Problem to solve:
Which lines run from the one containing "Output a JSON" to the end of the records? Write them out exactly, both ends included, and nothing else.
= Beginning of Section =
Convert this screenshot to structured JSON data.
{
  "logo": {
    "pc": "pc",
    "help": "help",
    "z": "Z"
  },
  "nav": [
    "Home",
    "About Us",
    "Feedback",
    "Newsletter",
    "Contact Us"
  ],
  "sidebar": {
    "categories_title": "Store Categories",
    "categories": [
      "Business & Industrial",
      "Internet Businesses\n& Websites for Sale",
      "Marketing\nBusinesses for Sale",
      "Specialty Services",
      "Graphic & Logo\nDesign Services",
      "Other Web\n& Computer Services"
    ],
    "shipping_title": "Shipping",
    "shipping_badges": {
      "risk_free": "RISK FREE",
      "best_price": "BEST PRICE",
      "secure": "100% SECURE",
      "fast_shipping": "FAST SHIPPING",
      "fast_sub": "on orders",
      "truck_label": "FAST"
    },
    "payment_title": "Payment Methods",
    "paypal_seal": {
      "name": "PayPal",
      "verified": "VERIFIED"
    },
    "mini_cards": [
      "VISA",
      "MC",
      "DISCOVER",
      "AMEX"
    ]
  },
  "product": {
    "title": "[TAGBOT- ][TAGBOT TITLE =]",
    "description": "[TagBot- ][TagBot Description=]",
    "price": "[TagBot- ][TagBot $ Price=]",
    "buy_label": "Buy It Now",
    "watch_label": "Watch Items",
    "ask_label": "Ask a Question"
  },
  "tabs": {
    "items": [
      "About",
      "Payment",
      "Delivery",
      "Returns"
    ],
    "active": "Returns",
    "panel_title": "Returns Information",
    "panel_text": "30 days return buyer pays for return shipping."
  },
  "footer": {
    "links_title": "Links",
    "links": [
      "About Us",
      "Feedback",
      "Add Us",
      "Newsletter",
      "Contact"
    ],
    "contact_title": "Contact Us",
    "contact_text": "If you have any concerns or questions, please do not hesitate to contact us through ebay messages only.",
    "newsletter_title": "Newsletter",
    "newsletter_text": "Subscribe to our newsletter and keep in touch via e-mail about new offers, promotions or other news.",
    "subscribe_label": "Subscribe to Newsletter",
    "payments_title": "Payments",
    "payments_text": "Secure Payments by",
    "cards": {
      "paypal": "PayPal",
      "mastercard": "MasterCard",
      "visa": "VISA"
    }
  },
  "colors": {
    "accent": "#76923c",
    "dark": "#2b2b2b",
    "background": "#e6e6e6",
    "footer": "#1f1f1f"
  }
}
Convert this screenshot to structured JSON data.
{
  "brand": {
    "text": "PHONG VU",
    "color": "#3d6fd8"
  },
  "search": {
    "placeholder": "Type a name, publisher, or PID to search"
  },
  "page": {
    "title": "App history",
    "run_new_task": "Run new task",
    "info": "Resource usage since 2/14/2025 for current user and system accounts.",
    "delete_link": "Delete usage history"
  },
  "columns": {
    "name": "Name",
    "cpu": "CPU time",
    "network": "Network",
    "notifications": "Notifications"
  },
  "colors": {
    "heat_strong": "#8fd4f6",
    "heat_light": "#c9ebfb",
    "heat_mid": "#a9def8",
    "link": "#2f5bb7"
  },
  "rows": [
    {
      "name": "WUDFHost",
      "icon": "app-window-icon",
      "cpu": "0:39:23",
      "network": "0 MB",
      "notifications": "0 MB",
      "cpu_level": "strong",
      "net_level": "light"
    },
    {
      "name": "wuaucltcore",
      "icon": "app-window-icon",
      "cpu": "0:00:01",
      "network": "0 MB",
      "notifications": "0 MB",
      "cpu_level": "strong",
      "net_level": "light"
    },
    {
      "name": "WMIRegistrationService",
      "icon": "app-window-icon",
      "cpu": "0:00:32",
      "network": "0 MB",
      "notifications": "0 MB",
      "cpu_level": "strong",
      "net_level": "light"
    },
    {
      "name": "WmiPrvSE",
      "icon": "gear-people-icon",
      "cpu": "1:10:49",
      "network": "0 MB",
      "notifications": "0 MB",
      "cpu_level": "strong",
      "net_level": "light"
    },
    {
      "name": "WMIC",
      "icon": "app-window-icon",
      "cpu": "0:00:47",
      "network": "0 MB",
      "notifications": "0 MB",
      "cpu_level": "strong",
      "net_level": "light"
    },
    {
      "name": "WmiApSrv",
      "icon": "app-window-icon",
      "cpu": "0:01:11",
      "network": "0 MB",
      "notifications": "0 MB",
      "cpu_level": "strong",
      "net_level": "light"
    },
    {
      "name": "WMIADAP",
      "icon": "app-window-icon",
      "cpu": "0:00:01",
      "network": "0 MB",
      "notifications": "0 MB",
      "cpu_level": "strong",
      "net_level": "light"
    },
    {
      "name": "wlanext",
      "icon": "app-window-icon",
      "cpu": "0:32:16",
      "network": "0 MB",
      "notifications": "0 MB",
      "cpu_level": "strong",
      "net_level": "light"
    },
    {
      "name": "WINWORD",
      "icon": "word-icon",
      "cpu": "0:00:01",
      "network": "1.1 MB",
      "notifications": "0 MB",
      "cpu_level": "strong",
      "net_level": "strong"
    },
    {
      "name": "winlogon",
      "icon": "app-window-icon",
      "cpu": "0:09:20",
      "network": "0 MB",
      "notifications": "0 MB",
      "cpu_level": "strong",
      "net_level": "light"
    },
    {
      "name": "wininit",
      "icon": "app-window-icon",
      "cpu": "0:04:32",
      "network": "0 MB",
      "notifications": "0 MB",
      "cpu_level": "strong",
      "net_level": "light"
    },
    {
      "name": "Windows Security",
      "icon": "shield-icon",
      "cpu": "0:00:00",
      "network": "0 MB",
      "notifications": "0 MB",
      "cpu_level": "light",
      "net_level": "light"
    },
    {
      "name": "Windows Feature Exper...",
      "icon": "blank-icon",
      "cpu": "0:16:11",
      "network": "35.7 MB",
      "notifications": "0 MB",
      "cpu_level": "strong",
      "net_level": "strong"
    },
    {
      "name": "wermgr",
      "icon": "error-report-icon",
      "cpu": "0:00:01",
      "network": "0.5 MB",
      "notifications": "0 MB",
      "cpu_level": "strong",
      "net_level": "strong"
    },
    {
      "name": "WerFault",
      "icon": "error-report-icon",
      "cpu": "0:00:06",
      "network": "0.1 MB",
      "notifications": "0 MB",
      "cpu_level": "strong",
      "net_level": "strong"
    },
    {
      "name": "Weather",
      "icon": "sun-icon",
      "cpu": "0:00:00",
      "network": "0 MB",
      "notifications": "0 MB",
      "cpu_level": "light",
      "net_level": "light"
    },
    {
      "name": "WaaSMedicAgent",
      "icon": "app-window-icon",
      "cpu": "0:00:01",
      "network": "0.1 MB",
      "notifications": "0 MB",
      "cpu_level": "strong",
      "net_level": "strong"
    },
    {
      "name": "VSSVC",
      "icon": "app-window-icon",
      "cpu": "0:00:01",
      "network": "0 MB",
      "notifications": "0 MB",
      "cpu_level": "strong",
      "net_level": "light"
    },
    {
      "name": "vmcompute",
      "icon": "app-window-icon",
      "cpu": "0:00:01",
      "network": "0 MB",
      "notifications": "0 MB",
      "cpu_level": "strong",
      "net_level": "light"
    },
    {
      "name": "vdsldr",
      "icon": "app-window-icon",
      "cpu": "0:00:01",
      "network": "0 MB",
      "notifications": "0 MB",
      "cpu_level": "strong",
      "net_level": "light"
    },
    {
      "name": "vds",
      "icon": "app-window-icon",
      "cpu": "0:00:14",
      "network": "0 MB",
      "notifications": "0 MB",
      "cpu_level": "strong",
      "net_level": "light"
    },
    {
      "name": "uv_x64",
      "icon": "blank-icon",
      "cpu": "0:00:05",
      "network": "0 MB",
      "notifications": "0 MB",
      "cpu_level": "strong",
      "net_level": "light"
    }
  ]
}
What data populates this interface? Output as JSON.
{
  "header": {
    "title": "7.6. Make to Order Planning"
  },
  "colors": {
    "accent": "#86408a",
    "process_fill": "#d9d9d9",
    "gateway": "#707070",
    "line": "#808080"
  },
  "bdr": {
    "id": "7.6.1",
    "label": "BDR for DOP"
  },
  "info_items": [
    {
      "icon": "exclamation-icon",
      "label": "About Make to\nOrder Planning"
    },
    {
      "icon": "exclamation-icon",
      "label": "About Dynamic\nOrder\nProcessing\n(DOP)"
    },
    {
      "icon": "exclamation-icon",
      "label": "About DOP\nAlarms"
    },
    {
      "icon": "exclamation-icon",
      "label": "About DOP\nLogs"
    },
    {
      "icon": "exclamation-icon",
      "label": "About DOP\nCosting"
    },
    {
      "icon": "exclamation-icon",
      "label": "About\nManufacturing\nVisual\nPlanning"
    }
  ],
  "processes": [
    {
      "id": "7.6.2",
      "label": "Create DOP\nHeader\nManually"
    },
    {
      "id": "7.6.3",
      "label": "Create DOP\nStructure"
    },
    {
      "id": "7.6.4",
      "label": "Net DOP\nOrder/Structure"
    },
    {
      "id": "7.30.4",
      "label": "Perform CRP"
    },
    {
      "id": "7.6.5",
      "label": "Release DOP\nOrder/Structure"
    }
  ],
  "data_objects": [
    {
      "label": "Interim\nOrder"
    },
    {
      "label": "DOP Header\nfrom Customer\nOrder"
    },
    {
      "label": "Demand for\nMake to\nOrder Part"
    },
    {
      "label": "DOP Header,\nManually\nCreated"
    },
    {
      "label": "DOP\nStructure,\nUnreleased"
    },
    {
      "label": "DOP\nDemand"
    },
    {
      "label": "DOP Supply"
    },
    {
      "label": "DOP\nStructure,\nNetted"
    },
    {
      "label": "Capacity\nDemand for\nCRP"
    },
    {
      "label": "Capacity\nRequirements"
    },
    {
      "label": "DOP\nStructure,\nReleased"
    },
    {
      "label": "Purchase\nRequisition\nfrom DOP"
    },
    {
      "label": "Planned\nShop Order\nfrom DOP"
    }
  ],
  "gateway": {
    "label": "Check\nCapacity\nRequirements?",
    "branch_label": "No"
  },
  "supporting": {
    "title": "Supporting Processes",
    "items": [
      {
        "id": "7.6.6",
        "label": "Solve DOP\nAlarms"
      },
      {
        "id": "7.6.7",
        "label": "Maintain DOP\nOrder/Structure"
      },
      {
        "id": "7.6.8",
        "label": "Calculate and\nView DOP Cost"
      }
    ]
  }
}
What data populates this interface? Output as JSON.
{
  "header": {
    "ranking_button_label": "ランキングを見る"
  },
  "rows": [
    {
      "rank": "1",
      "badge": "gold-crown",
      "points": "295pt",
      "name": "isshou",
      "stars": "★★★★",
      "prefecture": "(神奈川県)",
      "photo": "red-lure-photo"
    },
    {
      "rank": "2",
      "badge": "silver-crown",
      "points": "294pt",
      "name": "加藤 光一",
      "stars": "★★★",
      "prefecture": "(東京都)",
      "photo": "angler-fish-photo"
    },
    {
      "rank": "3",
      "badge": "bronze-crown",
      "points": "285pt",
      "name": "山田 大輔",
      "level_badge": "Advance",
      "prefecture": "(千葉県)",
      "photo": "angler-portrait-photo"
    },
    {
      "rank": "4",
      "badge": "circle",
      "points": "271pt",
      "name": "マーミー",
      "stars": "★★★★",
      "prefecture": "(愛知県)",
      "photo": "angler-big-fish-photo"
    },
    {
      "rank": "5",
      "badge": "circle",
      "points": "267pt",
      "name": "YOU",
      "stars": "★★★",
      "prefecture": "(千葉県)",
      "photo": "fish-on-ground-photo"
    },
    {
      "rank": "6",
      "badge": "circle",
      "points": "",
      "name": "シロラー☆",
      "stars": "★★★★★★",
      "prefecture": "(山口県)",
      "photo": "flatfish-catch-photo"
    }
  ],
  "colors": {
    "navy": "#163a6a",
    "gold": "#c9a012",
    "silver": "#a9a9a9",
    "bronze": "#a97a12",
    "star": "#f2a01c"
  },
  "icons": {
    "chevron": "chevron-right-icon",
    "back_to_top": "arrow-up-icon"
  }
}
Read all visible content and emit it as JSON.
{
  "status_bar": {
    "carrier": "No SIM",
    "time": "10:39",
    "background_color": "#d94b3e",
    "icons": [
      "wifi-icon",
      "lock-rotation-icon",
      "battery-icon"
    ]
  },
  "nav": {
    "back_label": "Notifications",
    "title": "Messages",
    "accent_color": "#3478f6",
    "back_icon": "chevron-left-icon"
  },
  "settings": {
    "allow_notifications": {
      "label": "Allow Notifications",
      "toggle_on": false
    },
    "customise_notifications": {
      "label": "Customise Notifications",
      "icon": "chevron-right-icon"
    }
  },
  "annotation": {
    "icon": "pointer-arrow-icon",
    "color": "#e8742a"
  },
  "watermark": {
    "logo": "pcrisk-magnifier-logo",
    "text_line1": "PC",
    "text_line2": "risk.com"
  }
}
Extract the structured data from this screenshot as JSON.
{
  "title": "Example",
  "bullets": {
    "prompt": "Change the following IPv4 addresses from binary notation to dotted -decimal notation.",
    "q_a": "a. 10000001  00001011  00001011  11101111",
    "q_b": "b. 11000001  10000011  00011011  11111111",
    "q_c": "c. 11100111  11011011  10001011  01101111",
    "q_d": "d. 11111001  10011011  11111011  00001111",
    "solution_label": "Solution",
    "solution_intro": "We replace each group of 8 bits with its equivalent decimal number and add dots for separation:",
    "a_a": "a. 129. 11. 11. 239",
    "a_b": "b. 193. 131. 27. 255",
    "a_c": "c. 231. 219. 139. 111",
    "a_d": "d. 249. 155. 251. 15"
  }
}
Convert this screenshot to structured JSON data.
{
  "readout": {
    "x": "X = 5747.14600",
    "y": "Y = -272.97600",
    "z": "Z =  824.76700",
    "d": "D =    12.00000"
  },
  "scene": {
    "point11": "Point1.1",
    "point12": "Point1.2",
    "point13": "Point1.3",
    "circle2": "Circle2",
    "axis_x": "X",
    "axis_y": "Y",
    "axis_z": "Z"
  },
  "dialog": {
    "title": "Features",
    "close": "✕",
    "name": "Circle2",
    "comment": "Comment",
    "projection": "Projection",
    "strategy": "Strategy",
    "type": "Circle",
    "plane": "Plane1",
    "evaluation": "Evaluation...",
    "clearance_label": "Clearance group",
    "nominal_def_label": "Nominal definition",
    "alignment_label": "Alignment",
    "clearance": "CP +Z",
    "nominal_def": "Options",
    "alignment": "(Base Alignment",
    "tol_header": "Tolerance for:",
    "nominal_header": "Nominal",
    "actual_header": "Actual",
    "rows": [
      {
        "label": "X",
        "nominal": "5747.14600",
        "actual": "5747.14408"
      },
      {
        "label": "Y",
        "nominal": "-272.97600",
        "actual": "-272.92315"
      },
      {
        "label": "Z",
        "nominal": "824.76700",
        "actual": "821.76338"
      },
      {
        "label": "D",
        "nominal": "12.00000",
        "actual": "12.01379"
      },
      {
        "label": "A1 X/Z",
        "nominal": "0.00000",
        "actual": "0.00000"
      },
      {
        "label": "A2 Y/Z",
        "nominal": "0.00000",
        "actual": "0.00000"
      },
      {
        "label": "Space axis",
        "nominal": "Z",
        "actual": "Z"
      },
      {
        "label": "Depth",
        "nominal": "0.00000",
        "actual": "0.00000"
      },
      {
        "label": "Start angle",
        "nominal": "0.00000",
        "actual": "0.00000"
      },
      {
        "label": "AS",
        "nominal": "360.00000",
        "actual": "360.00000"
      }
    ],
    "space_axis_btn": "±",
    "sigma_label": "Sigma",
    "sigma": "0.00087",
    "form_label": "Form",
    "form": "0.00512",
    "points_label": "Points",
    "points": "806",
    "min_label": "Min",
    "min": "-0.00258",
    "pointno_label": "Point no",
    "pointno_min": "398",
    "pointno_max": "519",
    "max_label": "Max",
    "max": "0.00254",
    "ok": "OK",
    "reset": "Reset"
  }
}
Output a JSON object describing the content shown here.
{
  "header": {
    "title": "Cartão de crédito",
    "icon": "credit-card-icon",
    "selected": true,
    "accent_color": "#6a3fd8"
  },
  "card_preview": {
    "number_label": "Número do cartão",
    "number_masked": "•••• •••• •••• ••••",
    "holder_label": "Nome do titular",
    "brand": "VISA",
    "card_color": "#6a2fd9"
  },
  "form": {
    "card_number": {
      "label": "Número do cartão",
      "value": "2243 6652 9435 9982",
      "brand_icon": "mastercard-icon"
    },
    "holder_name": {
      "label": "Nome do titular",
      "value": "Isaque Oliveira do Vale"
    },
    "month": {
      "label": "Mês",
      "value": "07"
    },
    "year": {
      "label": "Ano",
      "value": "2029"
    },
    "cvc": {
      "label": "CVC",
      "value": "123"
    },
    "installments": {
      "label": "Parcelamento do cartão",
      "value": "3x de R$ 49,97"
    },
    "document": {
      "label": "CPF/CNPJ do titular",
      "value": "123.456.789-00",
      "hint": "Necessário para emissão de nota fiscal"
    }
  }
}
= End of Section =
Solution for this exercise:
Output a JSON object describing the content shown here.
{
  "header": {
    "title": "Cartão de crédito",
    "icon": "credit-card-icon",
    "selected": true,
    "accent_color": "#6a3fd8"
  },
  "card_preview": {
    "number_label": "Número do cartão",
    "number_masked": "•••• •••• •••• ••••",
    "holder_label": "Nome do titular",
    "brand": "VISA",
    "card_color": "#6a2fd9"
  },
  "form": {
    "card_number": {
      "label": "Número do cartão",
      "value": "2243 6652 9435 9982",
      "brand_icon": "mastercard-icon"
    },
    "holder_name": {
      "label": "Nome do titular",
      "value": "Isaque Oliveira do Vale"
    },
    "month": {
      "label": "Mês",
      "value": "07"
    },
    "year": {
      "label": "Ano",
      "value": "2029"
    },
    "cvc": {
      "label": "CVC",
      "value": "123"
    },
    "installments": {
      "label": "Parcelamento do cartão",
      "value": "3x de R$ 49,97"
    },
    "document": {
      "label": "CPF/CNPJ do titular",
      "value": "123.456.789-00",
      "hint": "Necessário para emissão de nota fiscal"
    }
  }
}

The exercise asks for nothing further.